Working With Wire
When selecting your wire, the basic rule is the higher the gauge the thinner the wire.
26 - 24 Gauge:
Good for delicate jewellery items with small beads, and for making designs that do not require tension to create the shapes.
22 - 21 Gauge:
Good for creating intricate designs that will withstand some tension as well as thread through smaller beads.
A versatile and study wire that is great for making findings and holding most shapes and designs.
18 - 14 Gauge:
Good sturdy sized wire that can cope with tension and is perfect for making sculpted shapes such as filled pendants or jig designs. This wire is thick so it would need to go with larger holed beads.
Top Tip: A metal wire gauge is a great addition for the toolbox if you need instant confirmation on the thickness of your wire.
Craft Wire Overview
Much jewellery making wire is copper or copper coated. Copper is pliable and soft in its thinner state and is also very durable. (However, please note that once between 18 - 14 gauge this wire becomes hard to manipulate.) Copper can also be highly polished with a jewellery cloth.
Silver and Gold Plated Wire:
These wires are normally copper based with silver or gold coating on the outside.
20 gauge wire is versatile and holds its shape through manipulation, however the thicker softer aluminium wire is highly pliable and easily dented by your pliers if they don't have rubber protectors between the arms. I recommend the thick aluminium wire for jig designs.
The more you work with wire the more ideas will form, you will find that some wire snaps, some coated wires fray and others are unforgivingly hard to bend, whilst some different wire gauges and colours complement each other well.
Once you have this knowledge under your belt Jig work is a great way to progress by adding decoration to any jewellery item.
This website is good example of some of the many patterns you can try: http://www.jagwearjewelry.com/wirewrap.htm
Top Tip: If you want to make a new design on your jig, push a flat piece of paper over the top of your pegs in your current design until their tips punch through the paper.

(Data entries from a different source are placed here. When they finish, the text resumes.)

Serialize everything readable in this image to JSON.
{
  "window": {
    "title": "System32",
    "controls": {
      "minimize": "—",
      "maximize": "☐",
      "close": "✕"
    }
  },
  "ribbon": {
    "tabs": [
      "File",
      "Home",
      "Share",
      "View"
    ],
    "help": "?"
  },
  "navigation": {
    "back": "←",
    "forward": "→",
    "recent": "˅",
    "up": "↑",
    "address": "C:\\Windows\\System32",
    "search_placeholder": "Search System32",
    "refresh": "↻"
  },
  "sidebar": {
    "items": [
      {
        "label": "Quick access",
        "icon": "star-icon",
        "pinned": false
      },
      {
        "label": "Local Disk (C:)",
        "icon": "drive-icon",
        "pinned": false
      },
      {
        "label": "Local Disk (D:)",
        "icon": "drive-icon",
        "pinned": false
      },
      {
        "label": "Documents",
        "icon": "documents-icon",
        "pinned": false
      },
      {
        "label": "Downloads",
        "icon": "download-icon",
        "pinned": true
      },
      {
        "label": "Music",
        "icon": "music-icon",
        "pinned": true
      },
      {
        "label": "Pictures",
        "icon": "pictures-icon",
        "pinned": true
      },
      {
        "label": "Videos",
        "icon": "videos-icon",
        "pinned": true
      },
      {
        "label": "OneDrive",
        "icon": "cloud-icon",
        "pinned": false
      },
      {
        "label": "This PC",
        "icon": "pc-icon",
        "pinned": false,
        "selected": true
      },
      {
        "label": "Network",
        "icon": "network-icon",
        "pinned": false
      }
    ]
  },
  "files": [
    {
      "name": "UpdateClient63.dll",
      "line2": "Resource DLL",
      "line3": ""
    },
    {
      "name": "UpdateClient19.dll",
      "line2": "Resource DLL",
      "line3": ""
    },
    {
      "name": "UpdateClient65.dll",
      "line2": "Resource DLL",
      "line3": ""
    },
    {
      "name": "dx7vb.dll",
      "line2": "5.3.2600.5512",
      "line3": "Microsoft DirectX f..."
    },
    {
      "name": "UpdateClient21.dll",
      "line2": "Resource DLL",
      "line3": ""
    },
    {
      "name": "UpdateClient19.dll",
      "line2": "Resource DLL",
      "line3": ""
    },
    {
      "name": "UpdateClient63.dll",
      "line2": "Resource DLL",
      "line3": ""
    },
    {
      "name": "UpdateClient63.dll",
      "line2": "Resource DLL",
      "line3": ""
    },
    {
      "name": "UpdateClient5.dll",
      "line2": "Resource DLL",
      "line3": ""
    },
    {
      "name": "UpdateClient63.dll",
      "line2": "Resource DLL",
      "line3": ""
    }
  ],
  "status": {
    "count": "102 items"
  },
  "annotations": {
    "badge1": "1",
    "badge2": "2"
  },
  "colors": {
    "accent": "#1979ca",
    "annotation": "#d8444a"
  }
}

This is a really quick and easy way of keeping a record of your patterns!
Attached is a brief look at wire gauge sizes and what these convert to in millimetre thickness, as well as some projects which I hope you enjoy following.